In March, League City officials promoted Meredith Layton to be the new city librarian at Helen Hall Library. Layton, who has been with the library for eight years, spoke to Community Impact about her tenure, recent policy changes and what’s next for the library.

Tell us about your tenure at Helen Hall Library.

I began as the technical services librarian in 2016. Before that, I worked for Harris County ... in [the] Harris County administration as a youth programming person.

I started my career in this neck of the woods in 2007, as a team librarian in Clear Lake. In my time here at Helen Hall, I was promoted to city librarian for access services in 2021 ... and just now as city librarian.

What is something League City residents might not know about the library or services offered?

I think a lot of people associate the library with really traditional services like checking out books, and that's still a big part of people's experience of coming to the library. People might not be aware that we offer programming and events for all ages. So we have babies and books for caregivers and their [little children] all the way through senior programming.

We are also a Family Place Library. Family Place Library is a specific designation we get recertified for every year. It means that we have prioritized services, collections to families with kiddos under the age of 5, really focusing on early literacy and early childhood development collections. We have an interactive play area which is vital for kids—kids learn through play. We have a parenting collection that specifically focuses mostly on resources for parents.

We annually have programming that's a multiweek series that brings specialists in week by week to meet with the same families and their little [child] ... everything from motor development to early literacy and health nutrition.

In the past, you would think about the library as maybe research materials, the reference collection, checking out books, and we still have those things, ... [but it’s also] bringing people together in the same space to have experiences together and opportunities for people to meet their neighbors. I think that's really vital to what we do here.

What has patron feedback been for the new library card fee?

I think that with any change, there are people who may feel very strongly. ... There were definitely some people who had questions at the beginning and especially people who were nonresidents who were impacted by the fee changes. There were a lot of questions and concerns from some of them. They were not the majority of our patrons, obviously, but they were still people who've been using our services for quite some time, and so many of them had a lot of questions about how that was individually impacting them.

Most of our interactions were like, "What is this?" Just trying to understand the change, but, of course, we got positive and negative feedback ... that you might get with any change.

There were people who really appreciated it. ... They felt like it was the right move in terms of prioritizing what type of services they pay for, or I think a lot of people felt a feeling of ... I don't know, safety ... and then obviously there were people who were concerned, like, "I don't understand why I need a card if I live here." It was just kind of explaining ... anybody who's eligible to get a card. It's just whether or not you pay if you are not otherwise paying for it with your tax dollars.

In light of conversations nationwide and in League City about the appropriateness of certain books for children, what is Helen Hall Library doing to ensure it's best serving the community of League City?

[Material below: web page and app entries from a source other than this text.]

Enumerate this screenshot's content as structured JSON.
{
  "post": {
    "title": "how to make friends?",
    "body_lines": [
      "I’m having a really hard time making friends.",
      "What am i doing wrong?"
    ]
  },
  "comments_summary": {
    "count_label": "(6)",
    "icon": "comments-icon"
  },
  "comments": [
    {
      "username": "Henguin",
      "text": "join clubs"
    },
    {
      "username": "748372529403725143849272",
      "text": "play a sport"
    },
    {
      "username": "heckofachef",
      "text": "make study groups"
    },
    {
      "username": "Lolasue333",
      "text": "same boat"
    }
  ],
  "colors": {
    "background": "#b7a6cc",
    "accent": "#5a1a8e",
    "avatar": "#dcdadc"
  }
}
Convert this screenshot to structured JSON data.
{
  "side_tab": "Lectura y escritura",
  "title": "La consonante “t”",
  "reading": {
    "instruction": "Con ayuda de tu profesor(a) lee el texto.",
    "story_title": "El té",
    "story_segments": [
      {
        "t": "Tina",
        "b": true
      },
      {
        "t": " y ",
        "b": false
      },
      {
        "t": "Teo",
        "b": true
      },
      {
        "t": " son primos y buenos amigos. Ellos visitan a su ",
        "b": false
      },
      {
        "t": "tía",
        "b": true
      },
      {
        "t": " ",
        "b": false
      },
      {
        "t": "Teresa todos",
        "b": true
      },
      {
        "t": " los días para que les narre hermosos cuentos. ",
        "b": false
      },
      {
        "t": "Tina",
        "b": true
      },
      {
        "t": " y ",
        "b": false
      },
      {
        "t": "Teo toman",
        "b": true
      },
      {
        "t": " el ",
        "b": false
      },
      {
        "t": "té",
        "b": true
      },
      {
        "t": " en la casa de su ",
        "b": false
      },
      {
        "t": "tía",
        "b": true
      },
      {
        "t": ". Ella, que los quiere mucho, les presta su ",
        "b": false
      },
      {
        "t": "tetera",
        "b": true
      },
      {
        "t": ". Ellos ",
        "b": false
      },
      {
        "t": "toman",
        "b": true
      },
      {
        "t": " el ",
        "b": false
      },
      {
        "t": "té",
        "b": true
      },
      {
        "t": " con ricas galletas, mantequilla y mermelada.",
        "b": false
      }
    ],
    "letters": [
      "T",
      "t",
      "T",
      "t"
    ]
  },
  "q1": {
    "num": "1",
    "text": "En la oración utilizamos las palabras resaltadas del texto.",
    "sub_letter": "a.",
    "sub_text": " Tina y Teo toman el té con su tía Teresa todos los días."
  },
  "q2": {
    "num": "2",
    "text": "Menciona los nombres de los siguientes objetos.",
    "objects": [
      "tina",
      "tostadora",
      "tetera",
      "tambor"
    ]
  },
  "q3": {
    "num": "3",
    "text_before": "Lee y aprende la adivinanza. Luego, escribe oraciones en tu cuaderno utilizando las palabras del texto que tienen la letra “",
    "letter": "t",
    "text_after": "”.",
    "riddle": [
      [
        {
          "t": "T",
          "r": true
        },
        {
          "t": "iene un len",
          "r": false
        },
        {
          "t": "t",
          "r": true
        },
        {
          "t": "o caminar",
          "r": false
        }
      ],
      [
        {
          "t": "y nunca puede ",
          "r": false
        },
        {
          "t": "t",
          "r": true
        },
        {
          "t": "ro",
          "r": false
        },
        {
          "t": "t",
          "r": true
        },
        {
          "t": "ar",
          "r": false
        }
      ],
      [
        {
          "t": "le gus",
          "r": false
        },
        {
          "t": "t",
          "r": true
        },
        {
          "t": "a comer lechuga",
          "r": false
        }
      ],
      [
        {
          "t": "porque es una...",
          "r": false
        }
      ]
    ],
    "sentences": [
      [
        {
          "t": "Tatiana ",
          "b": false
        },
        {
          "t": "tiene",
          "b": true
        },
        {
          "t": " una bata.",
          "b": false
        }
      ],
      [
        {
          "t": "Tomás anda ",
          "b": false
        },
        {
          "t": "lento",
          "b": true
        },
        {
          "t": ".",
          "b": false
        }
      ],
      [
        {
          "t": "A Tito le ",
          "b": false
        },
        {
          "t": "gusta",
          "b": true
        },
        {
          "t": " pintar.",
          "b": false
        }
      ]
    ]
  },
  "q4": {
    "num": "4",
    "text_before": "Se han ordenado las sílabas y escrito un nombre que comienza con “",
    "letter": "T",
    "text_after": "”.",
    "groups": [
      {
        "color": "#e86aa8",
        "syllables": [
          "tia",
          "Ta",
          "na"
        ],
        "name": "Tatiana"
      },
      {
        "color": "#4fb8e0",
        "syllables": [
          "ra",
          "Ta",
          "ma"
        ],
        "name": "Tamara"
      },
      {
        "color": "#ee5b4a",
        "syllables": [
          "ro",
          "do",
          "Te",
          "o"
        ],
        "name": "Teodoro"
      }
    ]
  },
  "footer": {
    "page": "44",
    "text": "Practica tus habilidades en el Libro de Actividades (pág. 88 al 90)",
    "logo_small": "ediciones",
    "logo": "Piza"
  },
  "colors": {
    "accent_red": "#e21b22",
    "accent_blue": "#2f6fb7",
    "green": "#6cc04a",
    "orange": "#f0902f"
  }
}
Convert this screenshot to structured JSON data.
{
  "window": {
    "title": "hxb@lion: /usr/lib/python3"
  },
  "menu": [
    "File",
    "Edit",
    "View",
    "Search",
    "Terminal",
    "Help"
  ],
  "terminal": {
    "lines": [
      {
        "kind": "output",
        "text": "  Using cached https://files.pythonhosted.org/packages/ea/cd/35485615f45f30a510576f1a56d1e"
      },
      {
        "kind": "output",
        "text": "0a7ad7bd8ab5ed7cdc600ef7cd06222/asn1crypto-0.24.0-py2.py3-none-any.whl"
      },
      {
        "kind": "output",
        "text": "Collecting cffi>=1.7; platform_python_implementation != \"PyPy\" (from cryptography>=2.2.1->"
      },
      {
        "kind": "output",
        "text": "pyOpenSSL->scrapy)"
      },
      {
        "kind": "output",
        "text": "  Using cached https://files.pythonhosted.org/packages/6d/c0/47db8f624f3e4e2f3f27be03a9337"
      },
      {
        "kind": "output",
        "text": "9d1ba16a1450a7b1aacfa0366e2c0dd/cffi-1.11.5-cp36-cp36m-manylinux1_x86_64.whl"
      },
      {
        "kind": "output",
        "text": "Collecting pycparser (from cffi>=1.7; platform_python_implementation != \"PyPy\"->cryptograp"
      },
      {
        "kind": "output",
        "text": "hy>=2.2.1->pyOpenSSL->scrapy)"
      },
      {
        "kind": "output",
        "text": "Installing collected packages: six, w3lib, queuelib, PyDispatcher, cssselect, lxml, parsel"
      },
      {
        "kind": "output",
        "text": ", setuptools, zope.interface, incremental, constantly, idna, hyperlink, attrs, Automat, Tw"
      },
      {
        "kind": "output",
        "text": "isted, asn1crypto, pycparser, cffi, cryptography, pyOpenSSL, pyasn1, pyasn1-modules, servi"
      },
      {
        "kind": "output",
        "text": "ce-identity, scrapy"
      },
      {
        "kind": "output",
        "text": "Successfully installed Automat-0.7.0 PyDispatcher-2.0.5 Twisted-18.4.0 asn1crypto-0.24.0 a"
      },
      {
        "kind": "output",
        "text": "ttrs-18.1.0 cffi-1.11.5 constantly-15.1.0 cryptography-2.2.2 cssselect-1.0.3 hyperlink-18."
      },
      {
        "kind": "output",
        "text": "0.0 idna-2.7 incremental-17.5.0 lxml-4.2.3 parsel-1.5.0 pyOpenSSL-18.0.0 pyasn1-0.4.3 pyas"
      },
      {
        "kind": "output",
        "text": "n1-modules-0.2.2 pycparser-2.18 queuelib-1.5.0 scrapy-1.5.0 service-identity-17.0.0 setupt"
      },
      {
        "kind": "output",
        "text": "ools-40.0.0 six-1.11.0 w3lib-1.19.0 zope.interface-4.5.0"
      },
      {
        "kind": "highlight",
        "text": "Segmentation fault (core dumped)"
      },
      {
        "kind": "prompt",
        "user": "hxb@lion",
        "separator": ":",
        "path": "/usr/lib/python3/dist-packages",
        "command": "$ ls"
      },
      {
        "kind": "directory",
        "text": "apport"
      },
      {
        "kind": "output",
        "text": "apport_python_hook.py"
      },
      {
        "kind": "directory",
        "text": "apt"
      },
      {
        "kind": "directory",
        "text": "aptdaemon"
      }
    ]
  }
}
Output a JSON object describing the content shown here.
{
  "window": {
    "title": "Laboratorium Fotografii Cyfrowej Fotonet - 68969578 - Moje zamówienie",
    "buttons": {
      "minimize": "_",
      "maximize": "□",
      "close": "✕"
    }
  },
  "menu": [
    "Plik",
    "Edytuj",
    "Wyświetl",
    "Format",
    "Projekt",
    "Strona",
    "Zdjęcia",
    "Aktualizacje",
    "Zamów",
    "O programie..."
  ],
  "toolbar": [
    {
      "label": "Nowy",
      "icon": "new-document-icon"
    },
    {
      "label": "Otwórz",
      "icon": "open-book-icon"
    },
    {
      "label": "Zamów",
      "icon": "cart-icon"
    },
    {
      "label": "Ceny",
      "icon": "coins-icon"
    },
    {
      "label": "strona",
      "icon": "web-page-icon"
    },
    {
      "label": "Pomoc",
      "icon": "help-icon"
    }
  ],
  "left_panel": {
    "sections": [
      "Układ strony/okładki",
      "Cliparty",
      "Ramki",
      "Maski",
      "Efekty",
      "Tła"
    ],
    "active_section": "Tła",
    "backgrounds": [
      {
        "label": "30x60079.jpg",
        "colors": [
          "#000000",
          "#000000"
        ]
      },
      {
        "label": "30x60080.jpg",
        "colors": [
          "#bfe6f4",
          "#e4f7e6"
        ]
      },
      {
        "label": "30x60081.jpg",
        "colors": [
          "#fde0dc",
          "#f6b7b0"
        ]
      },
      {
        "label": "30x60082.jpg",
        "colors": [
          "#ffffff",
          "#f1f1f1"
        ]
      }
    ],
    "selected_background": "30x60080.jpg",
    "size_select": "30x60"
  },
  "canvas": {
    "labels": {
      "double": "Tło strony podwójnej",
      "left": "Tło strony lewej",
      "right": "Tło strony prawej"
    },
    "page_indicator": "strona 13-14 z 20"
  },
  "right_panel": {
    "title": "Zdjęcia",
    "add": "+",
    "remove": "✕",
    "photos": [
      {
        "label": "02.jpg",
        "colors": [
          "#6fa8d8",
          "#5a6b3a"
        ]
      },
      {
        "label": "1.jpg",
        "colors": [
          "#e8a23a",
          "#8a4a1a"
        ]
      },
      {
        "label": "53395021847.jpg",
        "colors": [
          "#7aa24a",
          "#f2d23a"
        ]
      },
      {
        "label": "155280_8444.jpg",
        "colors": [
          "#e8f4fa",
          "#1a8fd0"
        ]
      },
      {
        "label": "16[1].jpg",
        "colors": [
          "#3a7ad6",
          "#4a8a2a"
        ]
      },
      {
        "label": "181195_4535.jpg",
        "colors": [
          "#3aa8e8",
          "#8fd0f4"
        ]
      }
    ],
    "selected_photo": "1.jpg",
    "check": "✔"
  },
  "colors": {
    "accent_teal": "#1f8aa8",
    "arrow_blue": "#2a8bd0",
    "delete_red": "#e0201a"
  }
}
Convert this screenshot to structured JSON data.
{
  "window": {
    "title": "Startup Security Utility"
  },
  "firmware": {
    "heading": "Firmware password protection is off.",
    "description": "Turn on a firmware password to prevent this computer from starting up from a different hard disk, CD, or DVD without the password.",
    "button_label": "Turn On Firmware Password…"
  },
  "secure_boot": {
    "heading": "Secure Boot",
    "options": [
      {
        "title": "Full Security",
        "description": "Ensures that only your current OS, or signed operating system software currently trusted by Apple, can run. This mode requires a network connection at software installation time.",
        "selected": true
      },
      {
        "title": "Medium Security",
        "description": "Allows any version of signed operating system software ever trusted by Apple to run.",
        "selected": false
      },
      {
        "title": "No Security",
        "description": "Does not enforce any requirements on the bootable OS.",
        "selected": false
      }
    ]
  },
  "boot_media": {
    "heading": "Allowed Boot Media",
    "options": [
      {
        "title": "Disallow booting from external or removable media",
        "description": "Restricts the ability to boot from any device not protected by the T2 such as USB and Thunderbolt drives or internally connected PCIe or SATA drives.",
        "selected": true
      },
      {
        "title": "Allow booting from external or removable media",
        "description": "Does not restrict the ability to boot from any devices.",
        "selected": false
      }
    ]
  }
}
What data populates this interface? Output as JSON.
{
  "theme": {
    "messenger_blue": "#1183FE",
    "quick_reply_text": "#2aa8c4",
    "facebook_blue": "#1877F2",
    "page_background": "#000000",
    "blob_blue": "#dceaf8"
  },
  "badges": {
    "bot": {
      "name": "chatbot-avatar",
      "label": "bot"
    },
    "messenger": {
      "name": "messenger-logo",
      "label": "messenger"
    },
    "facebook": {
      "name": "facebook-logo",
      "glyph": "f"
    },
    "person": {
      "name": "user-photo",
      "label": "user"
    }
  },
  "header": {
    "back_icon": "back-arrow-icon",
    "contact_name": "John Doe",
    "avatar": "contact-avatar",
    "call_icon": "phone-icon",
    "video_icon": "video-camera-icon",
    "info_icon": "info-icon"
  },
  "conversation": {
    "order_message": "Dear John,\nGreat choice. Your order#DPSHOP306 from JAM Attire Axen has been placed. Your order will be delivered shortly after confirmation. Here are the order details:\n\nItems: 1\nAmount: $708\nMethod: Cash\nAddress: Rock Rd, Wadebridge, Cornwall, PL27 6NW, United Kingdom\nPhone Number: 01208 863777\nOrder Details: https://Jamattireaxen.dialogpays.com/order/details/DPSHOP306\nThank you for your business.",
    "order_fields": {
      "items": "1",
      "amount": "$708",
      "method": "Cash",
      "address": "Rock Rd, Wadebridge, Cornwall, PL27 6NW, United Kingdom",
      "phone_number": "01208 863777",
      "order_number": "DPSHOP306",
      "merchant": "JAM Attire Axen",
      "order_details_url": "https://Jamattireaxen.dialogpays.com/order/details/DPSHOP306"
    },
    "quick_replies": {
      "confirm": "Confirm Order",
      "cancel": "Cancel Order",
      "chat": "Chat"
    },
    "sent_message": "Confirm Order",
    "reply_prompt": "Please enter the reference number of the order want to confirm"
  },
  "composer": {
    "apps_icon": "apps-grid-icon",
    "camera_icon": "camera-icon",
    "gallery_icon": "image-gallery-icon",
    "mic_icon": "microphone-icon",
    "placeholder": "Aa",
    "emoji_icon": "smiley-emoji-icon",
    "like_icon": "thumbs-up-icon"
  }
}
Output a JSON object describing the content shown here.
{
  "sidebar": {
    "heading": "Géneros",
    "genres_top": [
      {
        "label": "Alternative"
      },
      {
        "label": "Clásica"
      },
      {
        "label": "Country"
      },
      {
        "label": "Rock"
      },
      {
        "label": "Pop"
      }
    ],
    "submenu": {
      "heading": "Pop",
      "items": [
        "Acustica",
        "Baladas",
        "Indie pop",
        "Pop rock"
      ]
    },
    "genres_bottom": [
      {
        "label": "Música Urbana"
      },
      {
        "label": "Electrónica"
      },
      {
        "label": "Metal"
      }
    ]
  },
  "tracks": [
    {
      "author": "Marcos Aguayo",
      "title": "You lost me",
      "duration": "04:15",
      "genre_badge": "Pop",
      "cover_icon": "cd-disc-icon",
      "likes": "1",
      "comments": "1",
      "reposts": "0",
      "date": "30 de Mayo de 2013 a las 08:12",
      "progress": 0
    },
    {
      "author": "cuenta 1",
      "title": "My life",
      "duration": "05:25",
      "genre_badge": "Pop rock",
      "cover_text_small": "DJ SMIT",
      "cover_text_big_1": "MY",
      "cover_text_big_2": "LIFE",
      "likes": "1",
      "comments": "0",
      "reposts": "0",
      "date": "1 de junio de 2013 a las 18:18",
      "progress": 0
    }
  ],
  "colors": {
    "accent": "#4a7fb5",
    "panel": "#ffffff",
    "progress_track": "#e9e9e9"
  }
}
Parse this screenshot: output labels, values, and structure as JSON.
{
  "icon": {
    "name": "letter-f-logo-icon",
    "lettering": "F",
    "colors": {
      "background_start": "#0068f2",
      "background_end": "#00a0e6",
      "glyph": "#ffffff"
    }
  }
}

Our collection development policies are approved by our Library Board of Trustees, ... [and] we have professional staff who select materials for purchase. All of those selections are reviewed by our library administrative teams, so it’s a team effort to develop those collections.

We solicit a lot of feedback from the public. We have a lot of processes for the community to put in purchase suggestions. We try to purchase as many of those suggested items as we can. Sometimes, we can't purchase everything, but we do patron-driven acquisitions as much as possible. And then, of course, there's a process in place for people who have particular concerns that can be addressed.

What’s next for the Helen Hall Library in 2024 and beyond?

We are about to launch a new strategic planning process that will start quickly. Fairly soon, people will be able to go to our League City Listens page and find information about what the future might hold. We are trying to get a lot of feedback from the community. What is their vision for the library in 2030 because it'll be a five-year plan.

So that is one of the big things that's on our horizon. I think we have a lot of exciting things to look forward to. Pretty soon, we're going to be starting our summer reading program. We're trying to develop more opportunities for outreach in the community, and really engage with our residents, not just those who are coming into the building, but trying to get out in the community and meet people where they are.